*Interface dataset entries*
BEGIN

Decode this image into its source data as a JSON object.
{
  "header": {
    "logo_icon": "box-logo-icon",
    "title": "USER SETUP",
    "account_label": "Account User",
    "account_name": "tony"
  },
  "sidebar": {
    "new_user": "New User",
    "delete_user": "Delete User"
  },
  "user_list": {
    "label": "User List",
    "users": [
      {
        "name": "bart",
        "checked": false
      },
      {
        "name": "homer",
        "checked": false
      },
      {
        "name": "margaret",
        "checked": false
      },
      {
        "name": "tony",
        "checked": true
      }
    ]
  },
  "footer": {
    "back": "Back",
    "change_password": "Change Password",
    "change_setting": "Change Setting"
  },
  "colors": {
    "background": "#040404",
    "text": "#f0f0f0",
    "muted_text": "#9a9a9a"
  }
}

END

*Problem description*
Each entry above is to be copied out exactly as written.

*Result of the task*
Decode this image into its source data as a JSON object.
{
  "header": {
    "logo_icon": "box-logo-icon",
    "title": "USER SETUP",
    "account_label": "Account User",
    "account_name": "tony"
  },
  "sidebar": {
    "new_user": "New User",
    "delete_user": "Delete User"
  },
  "user_list": {
    "label": "User List",
    "users": [
      {
        "name": "bart",
        "checked": false
      },
      {
        "name": "homer",
        "checked": false
      },
      {
        "name": "margaret",
        "checked": false
      },
      {
        "name": "tony",
        "checked": true
      }
    ]
  },
  "footer": {
    "back": "Back",
    "change_password": "Change Password",
    "change_setting": "Change Setting"
  },
  "colors": {
    "background": "#040404",
    "text": "#f0f0f0",
    "muted_text": "#9a9a9a"
  }
}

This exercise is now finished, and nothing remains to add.